In conclusion, while brad nailers are great for precision work, they are not suitable for framing. It is important to use the right tool for the job to ensure safety and quality results.
Limitations of Brad Nailers for Framing
As a professional carpenter, I have worked with both brad nailers and framing nailers on various projects. While brad nailers are great for precision work, they are not the best option for framing. Here are a few limitations of using brad nailers for framing:
- Limited nail size: Brad nailers typically use nails that are 18-gauge or smaller, which are not suitable for heavy-duty framing work. These nails are too thin and short to hold up large pieces of wood or to withstand the stress of framing.
- Limited holding power: Brad nails have less holding power than framing nails, which can lead to weaker joints and structures. They may not be able to hold up heavy loads or withstand the forces of nature, such as wind or earthquakes.
- Limited depth: Brad nailers are designed for shallow nailing, which means they cannot penetrate deep into the wood. This can be a problem when framing, as the nails need to be long enough to penetrate through multiple layers of wood and into the studs.
- Limited speed: Brad nailers are slower than framing nailers, as they require more precision and care to use. This can be a problem when framing, as time is of the essence and you need to work quickly to get the job done.
While brad nailers can be used for some framing tasks, such as attaching trim or molding, they are not the best option for heavy-duty framing work. If you want to ensure a strong and durable frame, it’s best to use a framing nailer instead.
Alternative Uses of Brad Nailers
As a professional carpenter, I have come across many alternative uses of brad nailers. Although primarily designed for trim work, these versatile tools can also be used for a variety of other tasks. Here are some of the alternative uses of brad nailers that I have found:
- Furniture Assembly: Brad nailers are perfect for assembling furniture, especially those made of softwood or MDF. They can be used to attach back panels, drawer bottoms, and other small pieces.
- Craft Projects: Brad nailers are also great for craft projects, such as picture frames, birdhouses, and other small woodworking projects. They can be used to attach small pieces of wood together without the need for clamps or screws.
- Paneling: Brad nailers can be used to install paneling, such as wainscoting or beadboard. They can be used to attach the panels to the wall without leaving visible nail holes.
- Cabinetry: Brad nailers can be used to install cabinets. They can be used to attach the back of the cabinet to the sides, as well as to attach the face frame to the cabinet box.
Overall, brad nailers are a versatile tool that can be used for a variety of tasks. However, it is important to note that they are not suitable for heavy-duty tasks, such as framing or building decks.

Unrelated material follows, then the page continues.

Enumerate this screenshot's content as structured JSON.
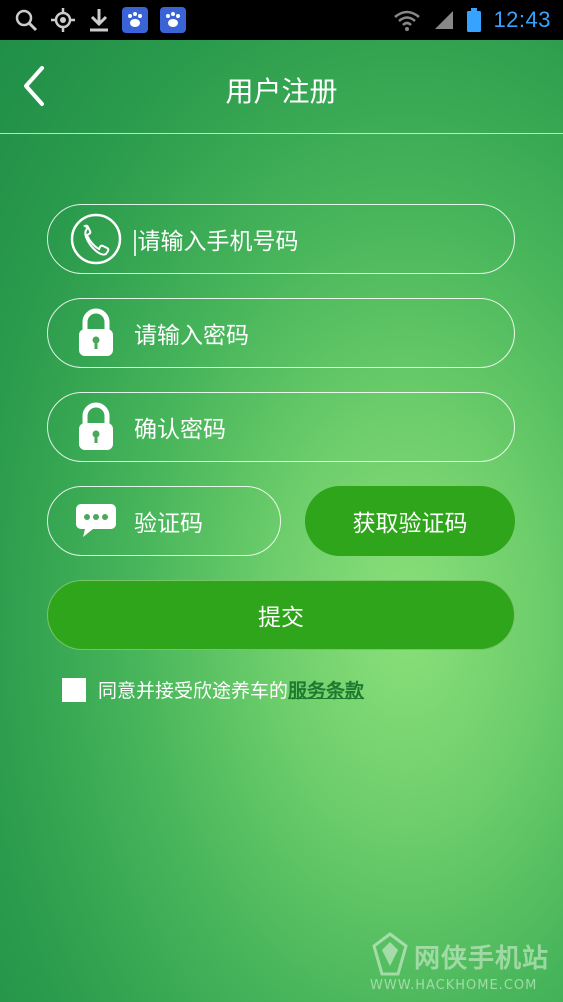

In conclusion, while it is possible to use a brad nailer for framing, it is not recommended. Brad nailers are designed for smaller, more delicate projects such as trim work and crafting. They are not built to handle the heavy-duty demands of framing.
Using a brad nailer for framing can result in weak joints and unstable structures. It also poses a safety risk, as the nails may not hold up under the weight and pressure of the framing materials.

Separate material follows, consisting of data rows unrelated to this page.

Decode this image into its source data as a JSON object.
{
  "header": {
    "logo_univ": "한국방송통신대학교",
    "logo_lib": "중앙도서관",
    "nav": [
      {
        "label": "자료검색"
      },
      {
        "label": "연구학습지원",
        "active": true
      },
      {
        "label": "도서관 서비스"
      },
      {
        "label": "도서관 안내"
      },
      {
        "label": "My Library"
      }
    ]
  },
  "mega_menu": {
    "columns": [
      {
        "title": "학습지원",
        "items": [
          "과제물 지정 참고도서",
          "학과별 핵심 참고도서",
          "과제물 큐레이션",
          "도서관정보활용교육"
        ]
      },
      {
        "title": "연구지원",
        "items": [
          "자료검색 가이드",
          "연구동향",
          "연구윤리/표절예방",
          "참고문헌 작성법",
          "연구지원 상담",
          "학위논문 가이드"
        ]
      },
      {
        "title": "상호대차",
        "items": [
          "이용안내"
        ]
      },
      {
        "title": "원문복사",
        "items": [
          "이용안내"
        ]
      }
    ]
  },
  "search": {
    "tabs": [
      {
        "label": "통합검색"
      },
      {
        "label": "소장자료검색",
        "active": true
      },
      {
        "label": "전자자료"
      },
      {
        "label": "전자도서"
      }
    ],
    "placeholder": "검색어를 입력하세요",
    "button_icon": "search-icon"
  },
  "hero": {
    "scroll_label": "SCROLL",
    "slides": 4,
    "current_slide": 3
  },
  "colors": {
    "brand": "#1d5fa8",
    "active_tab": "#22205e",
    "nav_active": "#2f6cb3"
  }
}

For framing projects, it is best to use a framing nailer or a nail gun specifically designed for heavy-duty construction work. These tools are built to withstand the pressure and weight of framing materials, resulting in stronger, more stable structures.

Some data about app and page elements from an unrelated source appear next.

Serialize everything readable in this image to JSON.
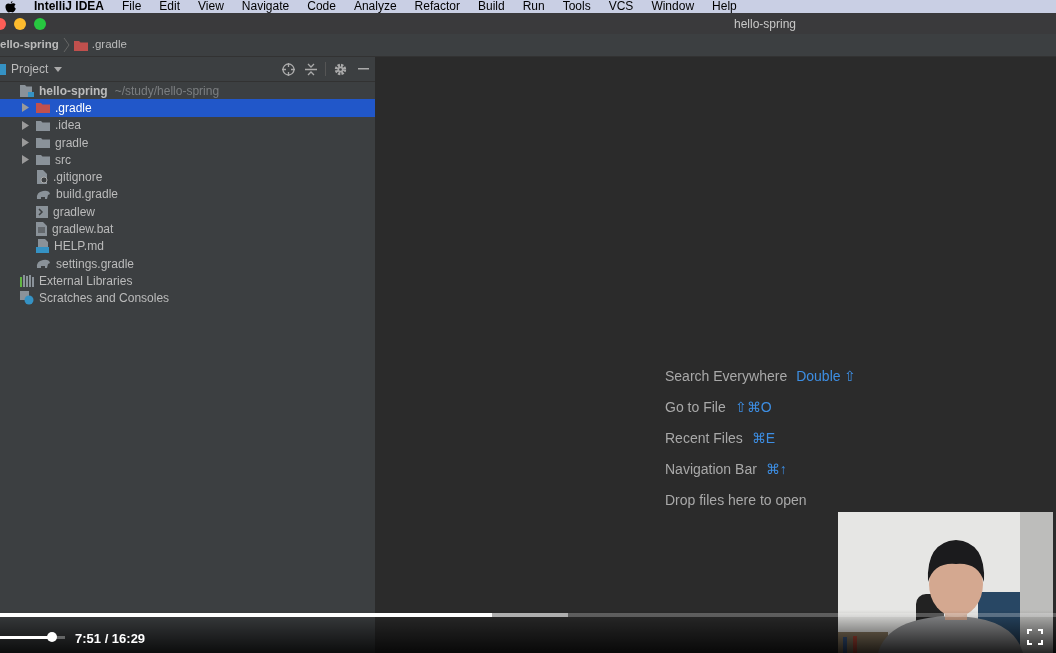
{
  "menu_bar": {
    "items": [
      "IntelliJ IDEA",
      "File",
      "Edit",
      "View",
      "Navigate",
      "Code",
      "Analyze",
      "Refactor",
      "Build",
      "Run",
      "Tools",
      "VCS",
      "Window",
      "Help"
    ]
  },
  "window": {
    "title": "hello-spring"
  },
  "breadcrumb": [
    "ello-spring",
    ".gradle"
  ],
  "project_panel": {
    "title": "Project",
    "tree": [
      {
        "label": "hello-spring",
        "path": "~/study/hello-spring",
        "kind": "module",
        "selected": false,
        "children": [
          {
            "label": ".gradle",
            "kind": "folder-excluded",
            "expanded": false,
            "selected": true
          },
          {
            "label": ".idea",
            "kind": "folder",
            "expanded": false,
            "selected": false
          },
          {
            "label": "gradle",
            "kind": "folder",
            "expanded": false,
            "selected": false
          },
          {
            "label": "src",
            "kind": "folder",
            "expanded": false,
            "selected": false
          },
          {
            "label": ".gitignore",
            "kind": "ignore",
            "selected": false
          },
          {
            "label": "build.gradle",
            "kind": "gradle",
            "selected": false
          },
          {
            "label": "gradlew",
            "kind": "script",
            "selected": false
          },
          {
            "label": "gradlew.bat",
            "kind": "text",
            "selected": false
          },
          {
            "label": "HELP.md",
            "kind": "markdown",
            "selected": false
          },
          {
            "label": "settings.gradle",
            "kind": "gradle",
            "selected": false
          }
        ]
      },
      {
        "label": "External Libraries",
        "kind": "libraries",
        "selected": false
      },
      {
        "label": "Scratches and Consoles",
        "kind": "scratches",
        "selected": false
      }
    ]
  },
  "editor_hints": [
    {
      "label": "Search Everywhere",
      "shortcut": "Double ⇧"
    },
    {
      "label": "Go to File",
      "shortcut": "⇧⌘O"
    },
    {
      "label": "Recent Files",
      "shortcut": "⌘E"
    },
    {
      "label": "Navigation Bar",
      "shortcut": "⌘↑"
    },
    {
      "label": "Drop files here to open"
    }
  ],
  "video_player": {
    "progress": {
      "level": 0.466
    },
    "buffer": {
      "level": 0.538
    },
    "volume": {
      "level": 0.8
    },
    "time": "7:51 / 16:29"
  }
}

While a brad nailer may be tempting due to its smaller size and ease of use, it is important to use the right tool for the job to ensure safety and quality results.